||DxOMark provides objective, independent, RAW-based image quality performance data for lenses and digital cameras to help you select the best equipment to meet your photographic needs.
Visit the DxOMark website for tests performed on the Pentax 645D.
Pentax 645D: Summary
There is not a huge choice if you fancy a medium-format digital SLR and you need a pretty healthy budget whichever model you go for. The Hasselblad H3DII-50 with a HCD 35-90mm f/4-5.6 lens kit costs around £18K and the Leica S2 comes in around £20K. In that context, the Pentax 645D is certainly price competitive - very, very competitive. In fact, it is competitve on many levels including handling, resolution and system support. Whether its late arrival will harm its chances of success only time will tell, but so far, so good.
|Pentax 645D: Pros - provisional
|Quiet, low vibration shutter action|
|Bright viewfinder image|
|Fits the hands well|
|Pentax 645D: Cons - provisional|
|Only one digital lens right now|
|SD/SDHC only - why not CompactFlash too.|
|FEATURES||To be rated|
|HANDLING||To be rated|
|PERFORMANCE||To be rated|
|VALUE||To be rated|
|OVERALL||To be rated|
Pentax 645D: Specifications
|What comes in the box||TBC|
|Lens||Pentax-D 55mm f/2.8 AL (IF) SDM AW|
|Lens mount||Pentax 645AF2 bayonet: 645AF and 645A lenses fit|
|Sensor size||44x33mm - made by Kodak|
|Max. Image size||7264x5440pixels|
|Viewfinder||98 per cent field of view, dioptre adjustment|
|Focusing system||11 point AF (nine cross-type), with select, centre or auto settings|
|Focus type||TTL phase detection|
|Focusing modes||AF single, AF continuous, manual|
|File types||JPEG (three quality levels), Raw (PEF or DNG)|
|ISO sensitivity||ISO 200-1000 (auto), 100-1600 (boost)|
|Metering system||TTL open aperture, 77 segments. Program AE, sensitivity priority, aperture-priority, shutter priority, shutter and aperture priority, metered manual|
|Metering modes||Multi-segment, centre-weighted average, spot|
|White-balance||Auto, daylight, shade, cloudy, fluorescent, tungsten, flash, three manual settings, colour temperature, CTE - Color Temperature Enhancement mode|
|Exposure compensation||+/- 5EV|
|Shutter speed range||30secs-1/4000sec on 1/2 or 1/3 EV steps, flash sync at 1/125sec, B (bulb)|
|Continuous shooting||High and low, 1.1 frames-per-second|

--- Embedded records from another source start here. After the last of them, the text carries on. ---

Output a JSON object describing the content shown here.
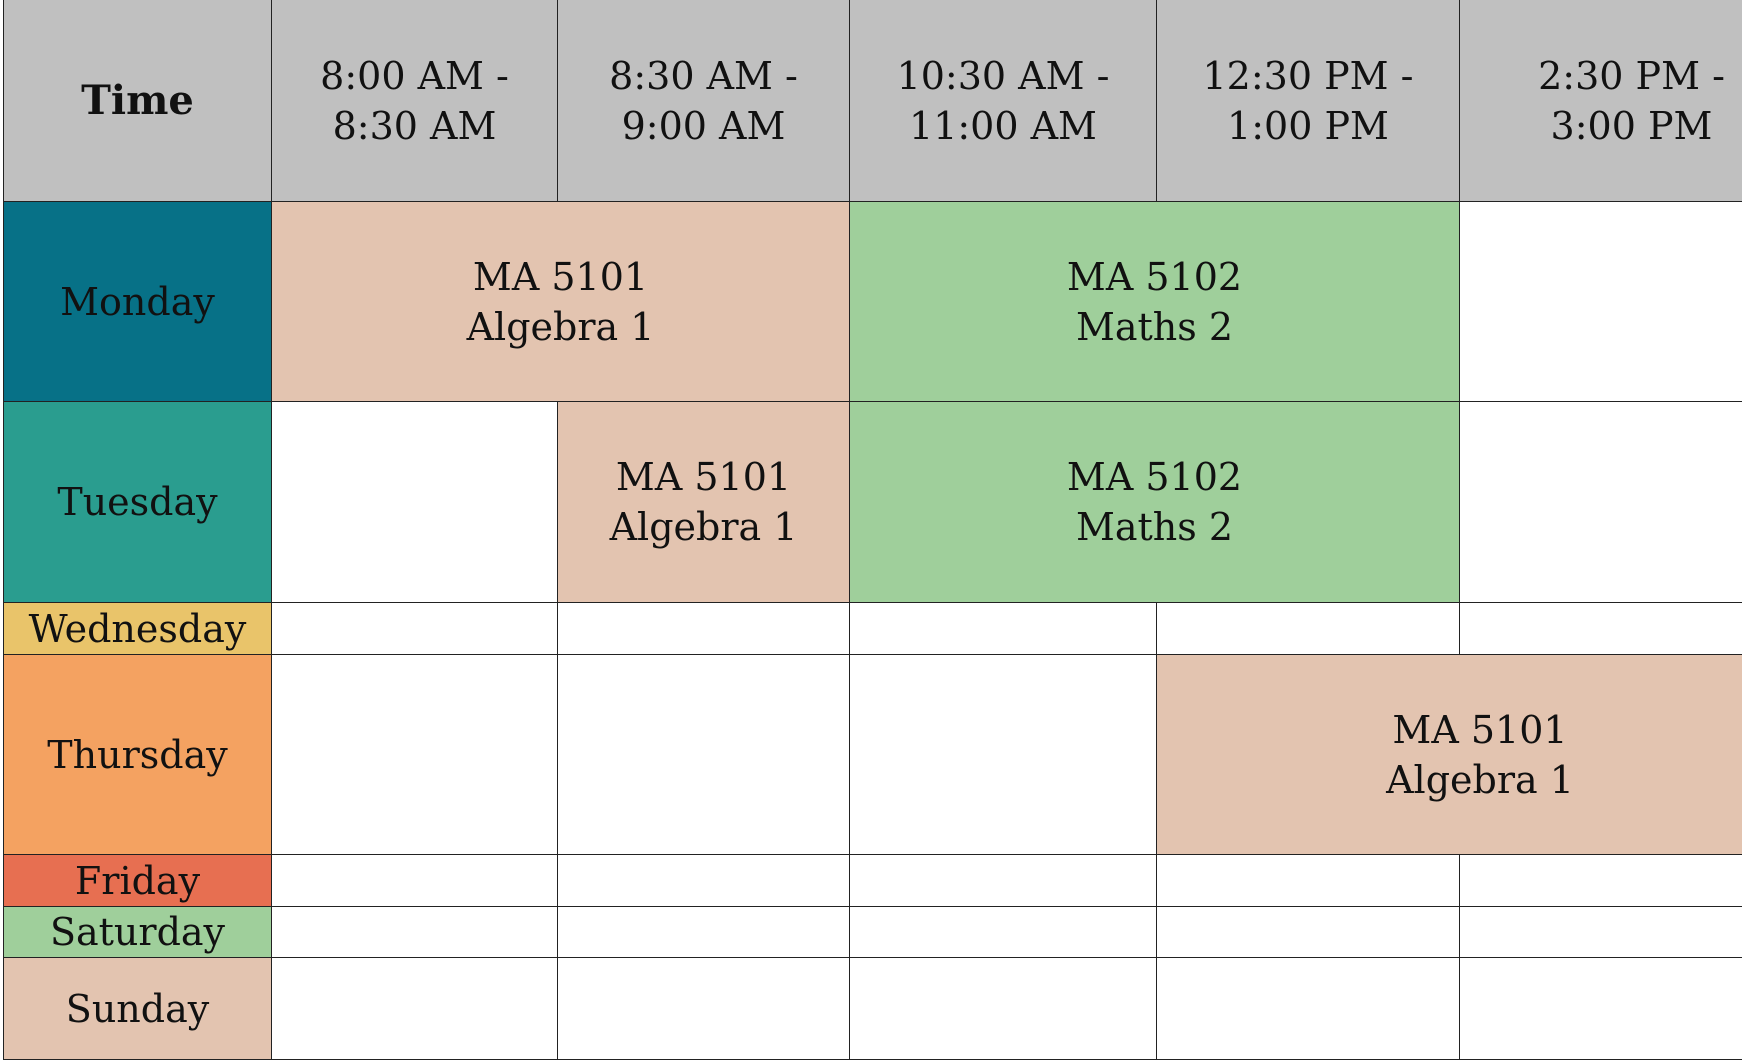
{
  "header": {
    "corner_label": "Time",
    "time_slots": [
      "8:00 AM -\n8:30 AM",
      "8:30 AM -\n9:00 AM",
      "10:30 AM -\n11:00 AM",
      "12:30 PM -\n1:00 PM",
      "2:30 PM -\n3:00 PM"
    ]
  },
  "colors": {
    "header_bg": "#c0c0c0",
    "algebra": "#e3c4b0",
    "maths": "#9fcf9b"
  },
  "days": [
    {
      "name": "Monday",
      "color": "#077187",
      "sessions": [
        {
          "start": 0,
          "span": 2,
          "code": "MA 5101",
          "title": "Algebra 1",
          "color": "#e3c4b0"
        },
        {
          "start": 2,
          "span": 2,
          "code": "MA 5102",
          "title": "Maths 2",
          "color": "#9fcf9b"
        }
      ]
    },
    {
      "name": "Tuesday",
      "color": "#2a9d8f",
      "sessions": [
        {
          "start": 1,
          "span": 1,
          "code": "MA 5101",
          "title": "Algebra 1",
          "color": "#e3c4b0"
        },
        {
          "start": 2,
          "span": 2,
          "code": "MA 5102",
          "title": "Maths 2",
          "color": "#9fcf9b"
        }
      ]
    },
    {
      "name": "Wednesday",
      "color": "#e9c46a",
      "sessions": []
    },
    {
      "name": "Thursday",
      "color": "#f4a261",
      "sessions": [
        {
          "start": 3,
          "span": 2,
          "code": "MA 5101",
          "title": "Algebra 1",
          "color": "#e3c4b0"
        }
      ]
    },
    {
      "name": "Friday",
      "color": "#e76f51",
      "sessions": []
    },
    {
      "name": "Saturday",
      "color": "#9fcf9b",
      "sessions": []
    },
    {
      "name": "Sunday",
      "color": "#e3c4b0",
      "sessions": []
    }
  ]
}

|Monitor||3 inch TFT LCD, 921,000 dots|
|Sensor cleaning||Supersonic vibration (DR II)|
|Interface||USB 2.0, HDMI Type C mini, video out NTSC/PAL|
|Power||Rechargeable lithium-ion D-LI90|
|Weight (with battery)||1400g|